European Commissioner for Science & Research, Janez Potocnik, explains why he feels that climate change means science’s role in security issues can only grow more important.
Let me start with a question. When do you think the UN Security Council first debated the impact of climate change? During the 1980s? The 1990s? Just a few years ago?
Not even close. The answer is actually 2007.
It’s a sign that, at last, there is a growing consensus that climate change is our major environmental challenge. Studies, such as the Stern report, have shown it is also an industrial challenge. But its consequences are likely to make it a huge security challenge too.
At a recent UK Foreign Office briefing, maps of recent areas of conflict and civil unrest were overlaid on countries hit hardest by climate change. They were almost an exact match.
So why is climate change a security issue? Because climate change’s threat to our key resources for life – land and water – have a major political impact.
We need land for agriculture. But the clearing of tropical rainforests, for example, will only exacerbate the effects of climate change.
In the Sahara, every hectare of land that can be cultivated is being used. The IPCC’s (Intergovernmental Panel on Climate Change) 4th Assessment says that as early as 2020 yields from rain-fed agriculture in Africa could be reduced by 50 per cent.
As ice-caps melt and open up the possibility of accessing reserves of oil and gas, or opening new shorter navigation routes, the chance of territorial disputes grows
Pressure on the cultivated land there will lead to tensions between nomadic peoples and farmers, between neighbouring tribal groups and between states. As agricultural output falls, populations will move, internally or across national borders.
Another consequence of climate change will be changes in rain patterns. Some parts of the world will see devastating flooding. Others will suffer from drought. Freshwater will become a scarce and sought-after commodity, and its sources will be potential flash-points for conflicts.
As ice-caps melt and open up the possibility of accessing reserves of oil and gas, or opening new shorter navigation routes, the chance of territorial disputes grows.
This scenario is only possible. As time goes by, and if we do nothing, it becomes probable. But it is not inevitable. Action, and science’s contribution, can improve the outlook.
At a fairly simple level, if we want to tackle a problem, we need to understand it. The scientific community has come a long way in developing detailed and accurate models that help us understand the implications of environmental change.
As the science develops and the models become more sophisticated, these forecasts can be made at a local level. This will help us not only anticipate what will happen, but maybe also mitigate the impact of particular events.
In environmental matters, science is not just a practical tool. Where many issues can bring people into conflict, science often brings them together.
Tackling problems in the pipeline? Research can offer new ways of meeting rising energy demands
(© NATO )
I attended a good example of this recently in Cape Town, at the Global Earth Observation summit. I saw ministers and officials from over 70 governments and 40 international organisations committed to working together to develop a "system of systems" to monitor what is happening to our planet. This system will not only keep everyone better informed and working with the same data, but there will also give momentum to work together to find solutions.

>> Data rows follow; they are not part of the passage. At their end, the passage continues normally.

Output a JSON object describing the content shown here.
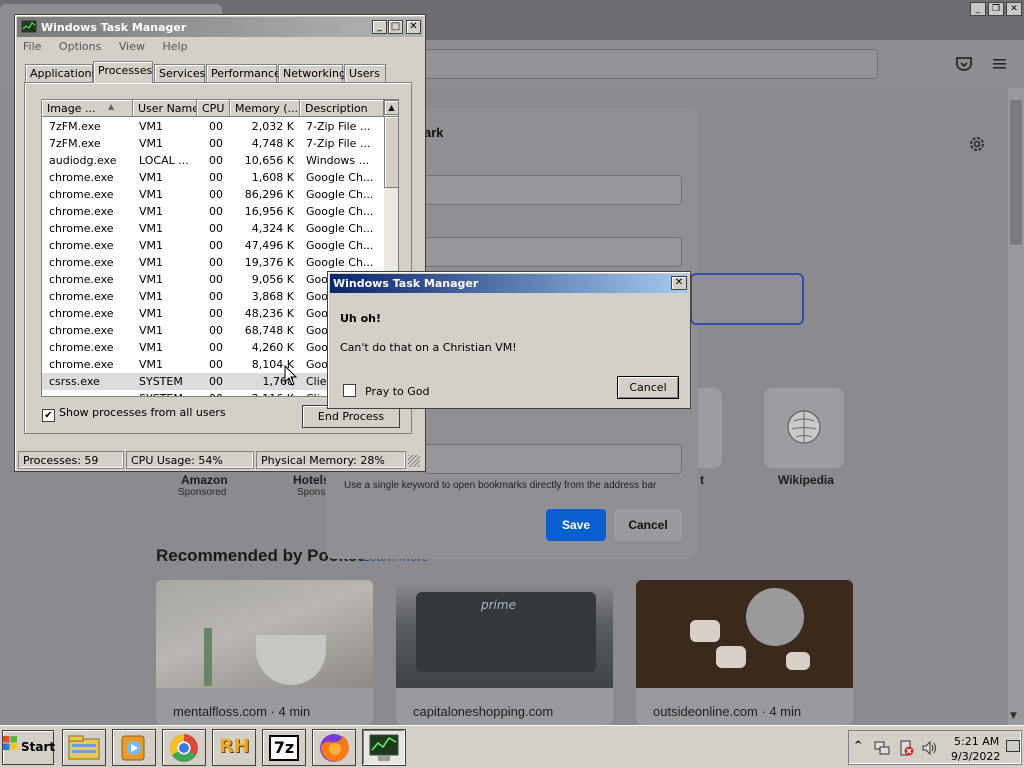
{
  "browser": {
    "window_controls": [
      "_",
      "❐",
      "✕"
    ],
    "tiles": [
      {
        "label": "Amazon",
        "sub": "Sponsored"
      },
      {
        "label": "Hotels",
        "sub": "Spons"
      },
      {
        "label": "t",
        "sub": ""
      },
      {
        "label": "Wikipedia",
        "sub": ""
      }
    ],
    "pocket_title": "Recommended by Pocket",
    "pocket_learn": "Learn more",
    "cards": [
      {
        "source": "mentalfloss.com · 4 min"
      },
      {
        "source": "capitaloneshopping.com"
      },
      {
        "source": "outsideonline.com · 4 min"
      }
    ]
  },
  "bookmark": {
    "title": "ark",
    "hint": "Use a single keyword to open bookmarks directly from the address bar",
    "save": "Save",
    "cancel": "Cancel"
  },
  "taskmgr": {
    "title": "Windows Task Manager",
    "controls": [
      "_",
      "□",
      "✕"
    ],
    "menu": [
      "File",
      "Options",
      "View",
      "Help"
    ],
    "tabs": [
      "Applications",
      "Processes",
      "Services",
      "Performance",
      "Networking",
      "Users"
    ],
    "active_tab": "Processes",
    "columns": [
      "Image ...",
      "User Name",
      "CPU",
      "Memory (...",
      "Description"
    ],
    "rows": [
      [
        "7zFM.exe",
        "VM1",
        "00",
        "2,032 K",
        "7-Zip File ..."
      ],
      [
        "7zFM.exe",
        "VM1",
        "00",
        "4,748 K",
        "7-Zip File ..."
      ],
      [
        "audiodg.exe",
        "LOCAL ...",
        "00",
        "10,656 K",
        "Windows ..."
      ],
      [
        "chrome.exe",
        "VM1",
        "00",
        "1,608 K",
        "Google Ch..."
      ],
      [
        "chrome.exe",
        "VM1",
        "00",
        "86,296 K",
        "Google Ch..."
      ],
      [
        "chrome.exe",
        "VM1",
        "00",
        "16,956 K",
        "Google Ch..."
      ],
      [
        "chrome.exe",
        "VM1",
        "00",
        "4,324 K",
        "Google Ch..."
      ],
      [
        "chrome.exe",
        "VM1",
        "00",
        "47,496 K",
        "Google Ch..."
      ],
      [
        "chrome.exe",
        "VM1",
        "00",
        "19,376 K",
        "Google Ch..."
      ],
      [
        "chrome.exe",
        "VM1",
        "00",
        "9,056 K",
        "Goo"
      ],
      [
        "chrome.exe",
        "VM1",
        "00",
        "3,868 K",
        "Goo"
      ],
      [
        "chrome.exe",
        "VM1",
        "00",
        "48,236 K",
        "Goo"
      ],
      [
        "chrome.exe",
        "VM1",
        "00",
        "68,748 K",
        "Goo"
      ],
      [
        "chrome.exe",
        "VM1",
        "00",
        "4,260 K",
        "Goo"
      ],
      [
        "chrome.exe",
        "VM1",
        "00",
        "8,104 K",
        "Goo"
      ],
      [
        "csrss.exe",
        "SYSTEM",
        "00",
        "1,768",
        "Clier"
      ],
      [
        "csrss.exe",
        "SYSTEM",
        "00",
        "2,116 K",
        "Clier"
      ]
    ],
    "show_all_label": "Show processes from all users",
    "show_all_checked": "✔",
    "end_process": "End Process",
    "status": {
      "processes": "Processes: 59",
      "cpu": "CPU Usage: 54%",
      "memory": "Physical Memory: 28%"
    }
  },
  "error_dialog": {
    "title": "Windows Task Manager",
    "close": "✕",
    "heading": "Uh oh!",
    "message": "Can't do that on a Christian VM!",
    "checkbox_label": "Pray to God",
    "cancel": "Cancel"
  },
  "taskbar": {
    "start": "Start",
    "apps": [
      "file-explorer-icon",
      "media-player-icon",
      "chrome-icon",
      "rh-icon",
      "7zip-icon",
      "firefox-icon",
      "task-manager-icon"
    ],
    "rh_label": "RH",
    "sevenzip_label": "7z",
    "time": "5:21 AM",
    "date": "9/3/2022"
  }
}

A root issue in tackling climate change is to break the link between economic development and fossil fuels. Various options are available – biomass, solar, wind, water, wave, nuclear, carbon capture and storage. But all require more work if they are to be real market competitors.
The European Commission recently proposed a Strategic Energy Technology Plan, which highlights how Europe can pool its energy research resources and make them work more effectively, so that a low-carbon future becomes a present reality.
Of course, tackling climate change is not just about energy research. I believe that the EU's Seventh Framework Programme for Research and Development, worth over 50 billion euro, is a clear example of the multi-faceted research effort that is required.
Where many issues can bring people into conflict, science often brings them together
We are supporting the development of new, cleaner forms of technology in our transport research programme, including €800 million for an integrated programme with industry that addresses the aviation industry.
We are looking at areas that can make a difference. For example
Materials research can make huge advances in the energy efficiency of buildings, or cheap sustainable production of solar panels.
In the environment field, we can work to improve waste treatment systems, protecting existing water supplies.
We can design more efficient irrigation systems.
Our biotechnology and agriculture research can support the development of drought resistant crop varieties and identify how to make the best use of the available land.
We can harness the power of information technology to help us use resources more efficiently.
And socio-economic research can be invaluable in understanding the scale of the problem, its impact on our economies and societies, and the policy responses.
Climate change is a security issue, just as it is a social and economic issue. I hope that finally understanding this will focus minds on finding solutions. And in turn, I hope this will lead to the recognition of science’s crucial role in our common future.